Cycling has had its fair share of doping scandals in the past and as a result, it is always under the eye of regulatory bodies and the media. Even the slightest, unfounded hint of foul play can attract a flurry of publicity with the majority wanting to throw those involved onto the coals. In the eye of the public, cycling is now seen as a sport tarnished by doping and is fighting to keep, or even regain, its credibility, even though, according to the World Anti-Doping Agency, there were more adverse findings last year in the sports of Bridge, Billiards and Chess!
Recently, Australian sport has had its first ever major drugs-in-sports crisis with the 2011 Cronulla Sharks rugby league team. 17 players and staff from the squad are allegedly involved in ‘unknowingly’ taking prohibited substances through the club’s supplement program.
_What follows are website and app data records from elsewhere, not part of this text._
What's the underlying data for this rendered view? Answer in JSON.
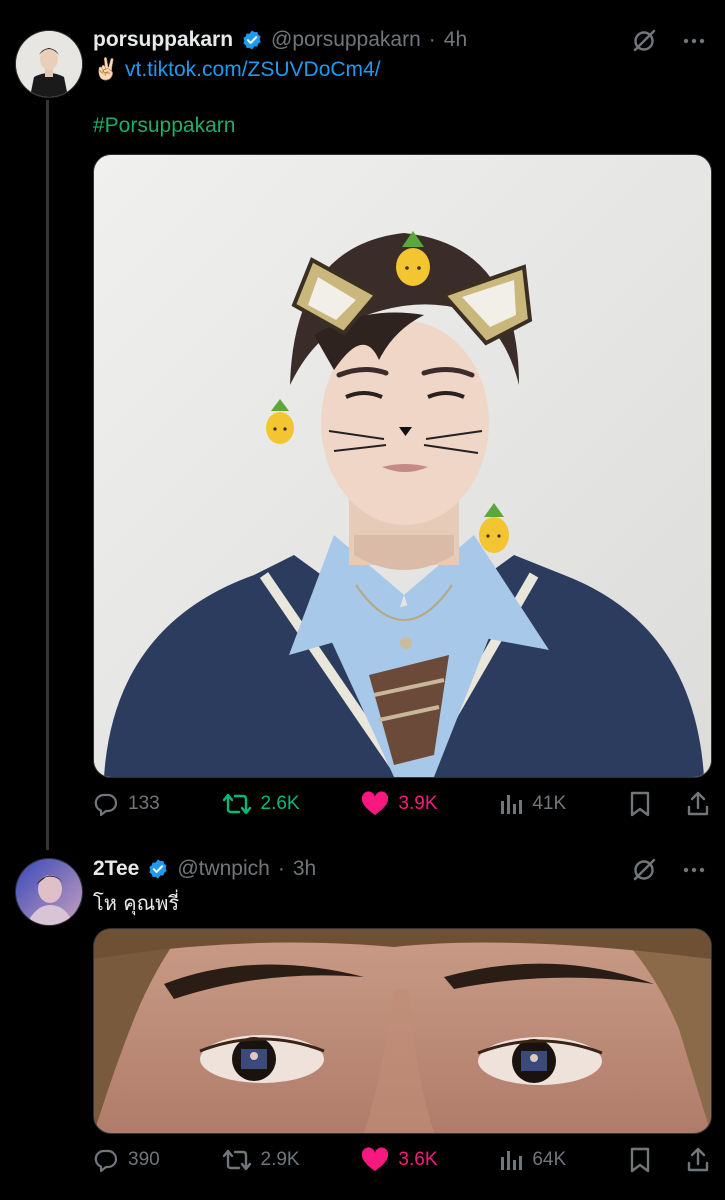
{
  "colors": {
    "background": "#000000",
    "link": "#1d9bf0",
    "hashtag": "#1fae68",
    "retweet_active": "#00ba7c",
    "like_active": "#f91880",
    "muted": "#71767b"
  },
  "post1": {
    "author_name": "porsuppakarn",
    "handle": "@porsuppakarn",
    "separator": "·",
    "time": "4h",
    "emoji": "✌🏻",
    "link_text": "vt.tiktok.com/ZSUVDoCm4/",
    "hashtag": "#Porsuppakarn",
    "media_icons": [
      "pineapple-sticker-icon",
      "cat-ear-filter-icon"
    ],
    "stats": {
      "replies": "133",
      "retweets": "2.6K",
      "likes": "3.9K",
      "views": "41K"
    },
    "retweeted": true,
    "liked": true
  },
  "post2": {
    "author_name": "2Tee",
    "handle": "@twnpich",
    "separator": "·",
    "time": "3h",
    "text": "โห คุณพรี่",
    "stats": {
      "replies": "390",
      "retweets": "2.9K",
      "likes": "3.6K",
      "views": "64K"
    },
    "retweeted": false,
    "liked": true
  }
}
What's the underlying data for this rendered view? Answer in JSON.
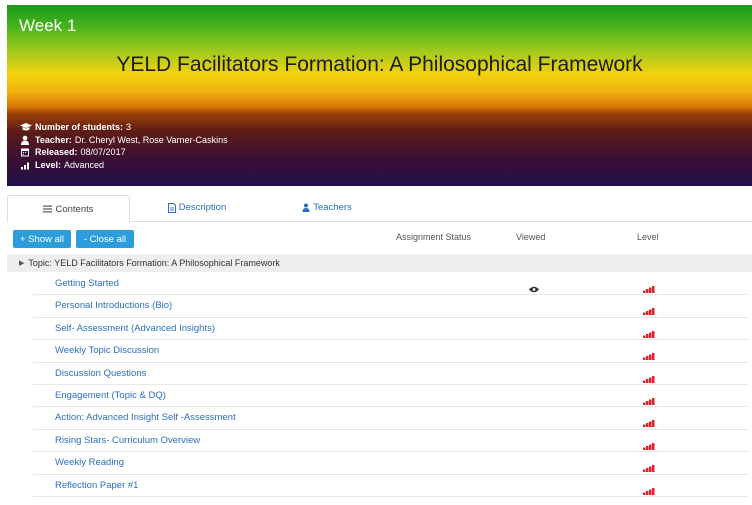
{
  "header": {
    "week": "Week 1",
    "title": "YELD Facilitators Formation: A Philosophical Framework",
    "meta": [
      {
        "key": "Number of students:",
        "value": "3",
        "icon": "graduation-cap-icon"
      },
      {
        "key": "Teacher:",
        "value": "Dr. Cheryl West, Rose Varner-Caskins",
        "icon": "user-icon"
      },
      {
        "key": "Released:",
        "value": "08/07/2017",
        "icon": "calendar-icon"
      },
      {
        "key": "Level:",
        "value": "Advanced",
        "icon": "signal-bars-icon"
      }
    ]
  },
  "tabs": [
    {
      "label": "Contents",
      "icon": "list-icon"
    },
    {
      "label": "Description",
      "icon": "document-icon"
    },
    {
      "label": "Teachers",
      "icon": "user-icon"
    }
  ],
  "buttons": {
    "show_all": "+ Show all",
    "close_all": "- Close all"
  },
  "columns": {
    "assignment_status": "Assignment Status",
    "viewed": "Viewed",
    "level": "Level"
  },
  "topic": "Topic: YELD Facilitators Formation: A Philosophical Framework",
  "items": [
    {
      "label": "Getting Started",
      "viewed": true
    },
    {
      "label": "Personal Introductions (Bio)",
      "viewed": false
    },
    {
      "label": "Self- Assessment (Advanced Insights)",
      "viewed": false
    },
    {
      "label": "Weekly Topic Discussion",
      "viewed": false
    },
    {
      "label": "Discussion Questions",
      "viewed": false
    },
    {
      "label": "Engagement (Topic & DQ)",
      "viewed": false
    },
    {
      "label": "Action: Advanced Insight Self -Assessment",
      "viewed": false
    },
    {
      "label": "Rising Stars- Curriculum Overview",
      "viewed": false
    },
    {
      "label": "Weekly Reading",
      "viewed": false
    },
    {
      "label": "Reflection Paper #1",
      "viewed": false
    }
  ],
  "colors": {
    "link": "#2a6fbe",
    "button": "#2b9ddb",
    "level": "#e0202a"
  }
}
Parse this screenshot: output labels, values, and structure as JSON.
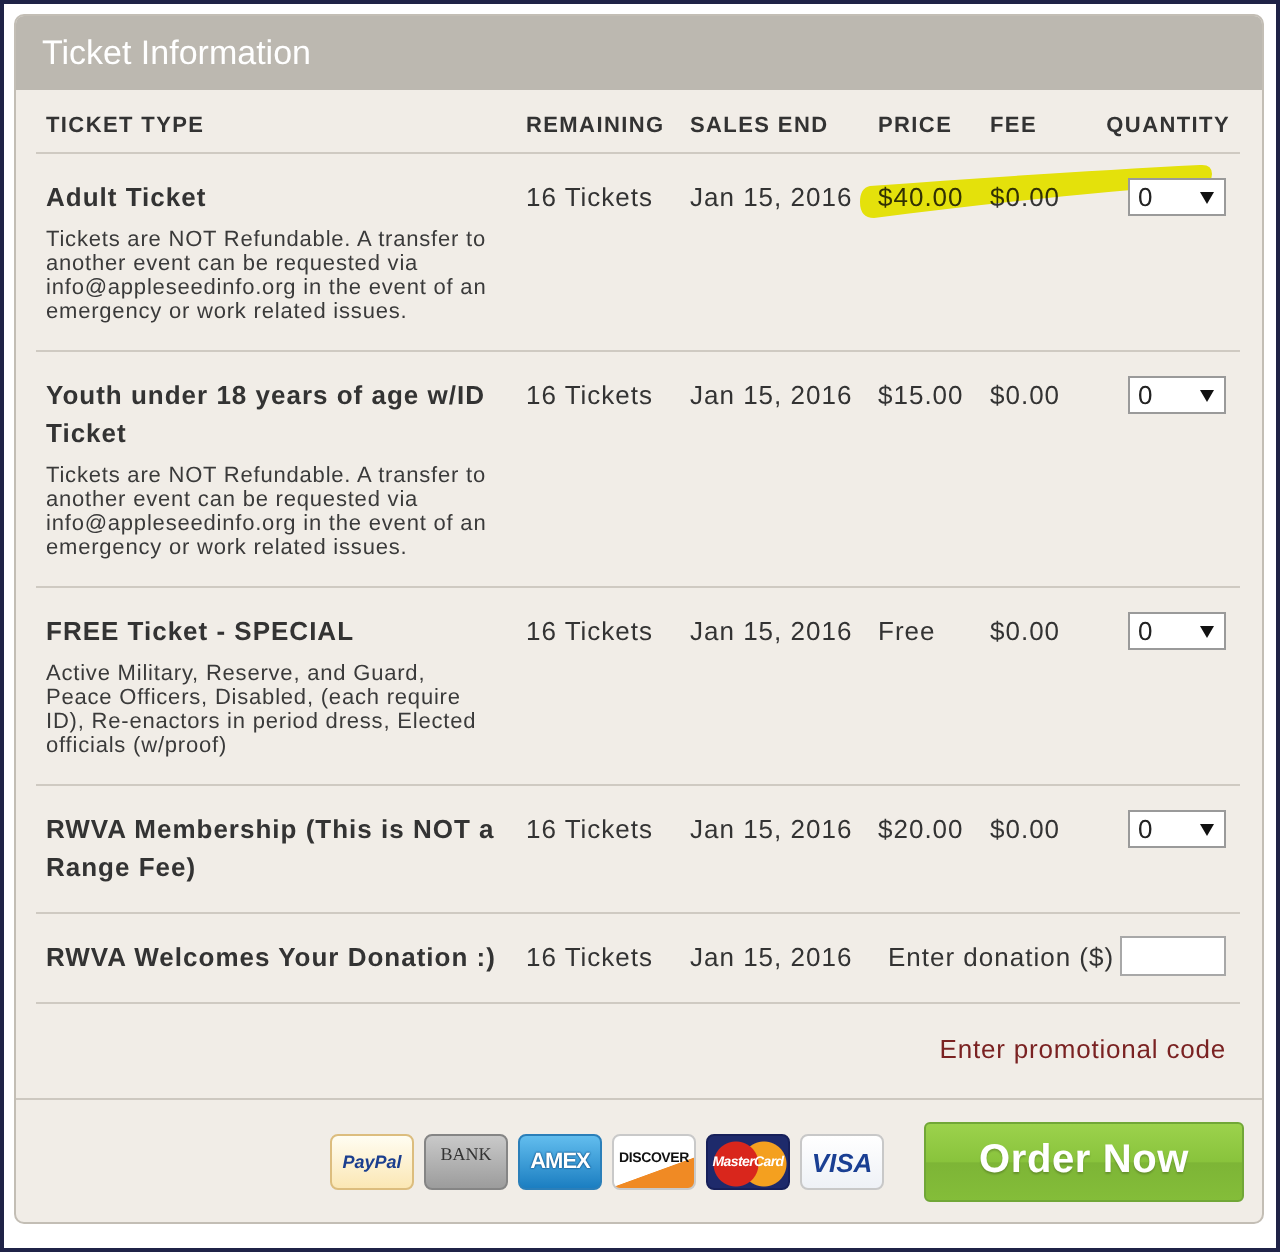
{
  "panel": {
    "title": "Ticket Information"
  },
  "table": {
    "columns": [
      "TICKET TYPE",
      "REMAINING",
      "SALES END",
      "PRICE",
      "FEE",
      "QUANTITY"
    ],
    "rows": [
      {
        "kind": "select",
        "name": "Adult Ticket",
        "description": "Tickets are NOT Refundable. A transfer to another event can be requested via info@appleseedinfo.org in the event of an emergency or work related issues.",
        "remaining": "16 Tickets",
        "sales_end": "Jan 15, 2016",
        "price": "$40.00",
        "fee": "$0.00",
        "quantity": "0",
        "highlighted": true
      },
      {
        "kind": "select",
        "name": "Youth under 18 years of age w/ID Ticket",
        "description": "Tickets are NOT Refundable. A transfer to another event can be requested via info@appleseedinfo.org in the event of an emergency or work related issues.",
        "remaining": "16 Tickets",
        "sales_end": "Jan 15, 2016",
        "price": "$15.00",
        "fee": "$0.00",
        "quantity": "0",
        "highlighted": false
      },
      {
        "kind": "select",
        "name": "FREE Ticket - SPECIAL",
        "description": "Active Military, Reserve, and Guard, Peace Officers, Disabled, (each require ID), Re-enactors in period dress, Elected officials (w/proof)",
        "remaining": "16 Tickets",
        "sales_end": "Jan 15, 2016",
        "price": "Free",
        "fee": "$0.00",
        "quantity": "0",
        "highlighted": false
      },
      {
        "kind": "select",
        "name": "RWVA Membership (This is NOT a Range Fee)",
        "remaining": "16 Tickets",
        "sales_end": "Jan 15, 2016",
        "price": "$20.00",
        "fee": "$0.00",
        "quantity": "0",
        "highlighted": false
      },
      {
        "kind": "donation",
        "name": "RWVA Welcomes Your Donation :)",
        "remaining": "16 Tickets",
        "sales_end": "Jan 15, 2016",
        "donation_label": "Enter donation ($)",
        "highlighted": false
      }
    ]
  },
  "promo_link": "Enter promotional code",
  "payment_methods": [
    {
      "kind": "paypal",
      "label": "PayPal"
    },
    {
      "kind": "bank",
      "label": "BANK"
    },
    {
      "kind": "amex",
      "label": "AMEX"
    },
    {
      "kind": "discover",
      "label": "DISCOVER"
    },
    {
      "kind": "mastercard",
      "label": "MasterCard"
    },
    {
      "kind": "visa",
      "label": "VISA"
    }
  ],
  "order_button": "Order Now"
}
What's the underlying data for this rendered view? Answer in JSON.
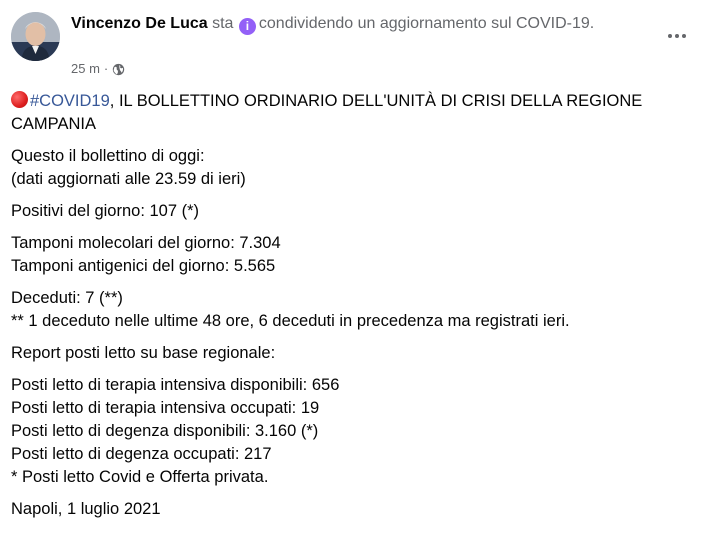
{
  "post": {
    "author": "Vincenzo De Luca",
    "sharing_prefix": "sta",
    "sharing_text": "condividendo un aggiornamento sul COVID-19.",
    "time": "25 m",
    "separator": "·",
    "more_icon": "more-horizontal-icon",
    "privacy_icon": "globe-icon"
  },
  "body": {
    "headline": {
      "emoji": "red-circle",
      "hashtag": "#COVID19",
      "text": ", IL BOLLETTINO ORDINARIO DELL'UNITÀ DI CRISI DELLA REGIONE CAMPANIA"
    },
    "intro_1": "Questo il bollettino di oggi:",
    "intro_2": "(dati aggiornati alle 23.59 di ieri)",
    "positivi": "Positivi del giorno: 107 (*)",
    "tamponi_molecolari": "Tamponi molecolari del giorno: 7.304",
    "tamponi_antigenici": "Tamponi antigenici del giorno: 5.565",
    "deceduti": "Deceduti: 7 (**)",
    "deceduti_note": "** 1 deceduto nelle ultime 48 ore, 6 deceduti in precedenza ma registrati ieri.",
    "report_title": "Report posti letto su base regionale:",
    "ti_disponibili": "Posti letto di terapia intensiva disponibili: 656",
    "ti_occupati": "Posti letto di terapia intensiva occupati: 19",
    "degenza_disponibili": "Posti letto di degenza disponibili: 3.160 (*)",
    "degenza_occupati": "Posti letto di degenza occupati: 217",
    "posti_note": "* Posti letto Covid e Offerta privata.",
    "signoff": "Napoli, 1 luglio 2021"
  },
  "colors": {
    "link": "#385898",
    "muted": "#65676b",
    "feeling_icon": "#9360f7"
  }
}
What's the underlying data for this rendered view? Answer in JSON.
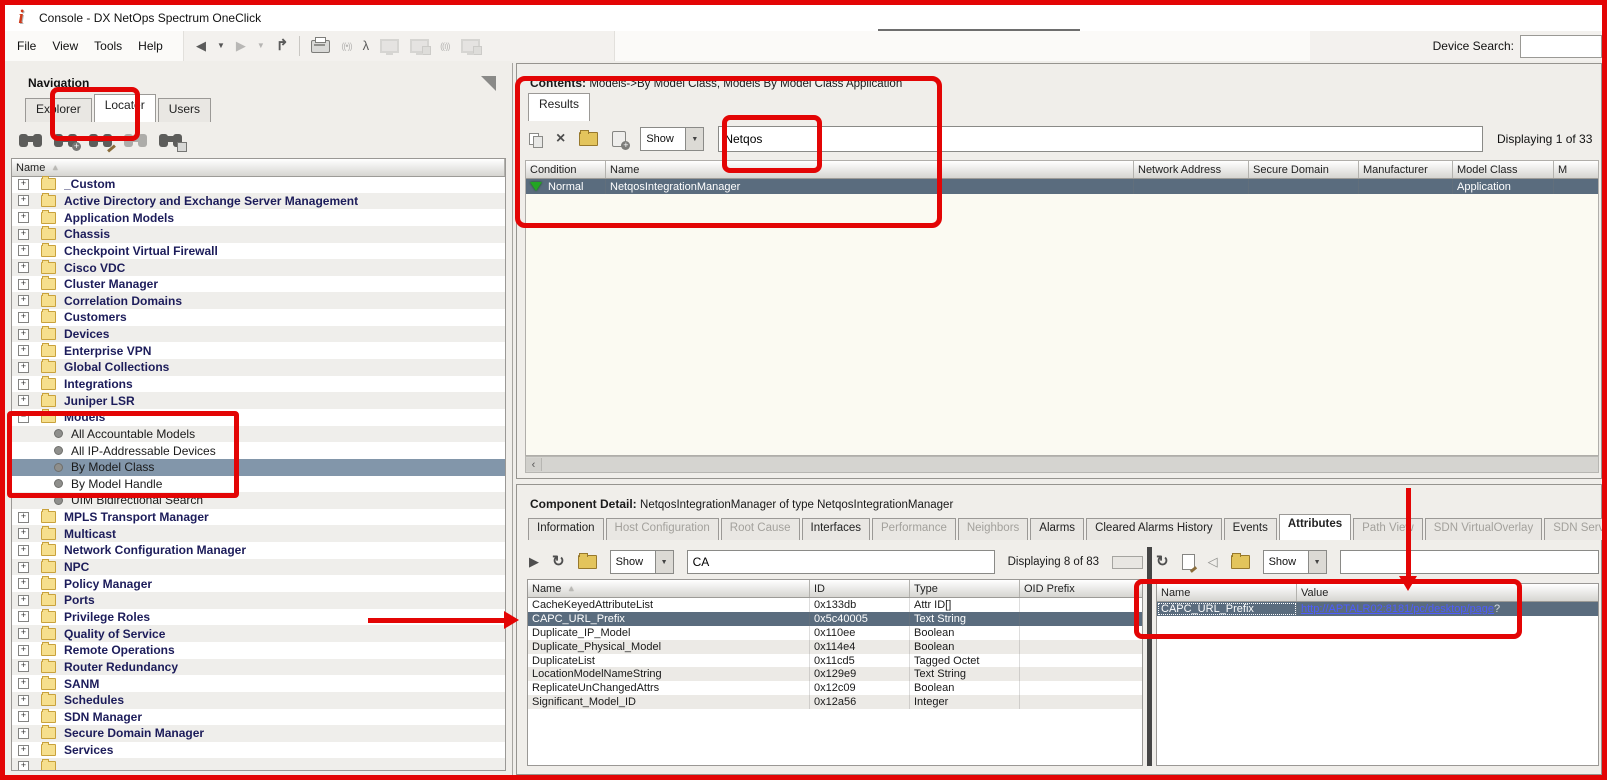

Almost 2 years after the fact, in February 2013, an investigation was opened and those involved were offered a measly 6 month ban by ASADA, which they refused. 2 months later, investigations resumed and not until this month, August 2014 (3 years since the actual event), have we heard any other repercussions.
So what is ASADA’s punishment for those that admit to taking a prohibited substance??? They have been offered an up to 12 month ban that is BACKDATED to 21st November 2013. This means, at worst, the players will miss a handful of games remaining this season and be ready for pre-season training/matches again in November!!!
Let’s compare this to the sport of cycling… If a rider is implicated in a doping case, they are generally suspended immediately from their team and cannot participate in any races. The Cronulla Sharks have continued to play the entire time that the investigation has been going on.
If a cyclist is convicted of a doping crime, then they will usually be forbidden from racing for a period of 2 years. Even if a professional cyclist is not where they say they will be in mandatory athlete whereabouts reporting and miss 3 tests, they will receive a 2 year suspension. The Cronulla Sharks were offered 6 month bans by ASADA and they refused!!!
ASADA claims that ‘It is the organisation with prime responsibility for implementation of the World Anti-Doping Code (the Code) in Australia.’ This being, ‘…the aim of bringing consistency to anti-doping policies and regulations within sport organizations and governments right across the world.’
Cycling is always painted in such a bad light when it comes to doping, however, I can’t help but feel that there is some inconsistencies between professional cycling and other sports. Many of the Cronulla Sharks players have voiced that they are upset about missing this season’s finals but in reality, they should be counting their lucky stars because comparatively, they may have gotten off pretty lightly.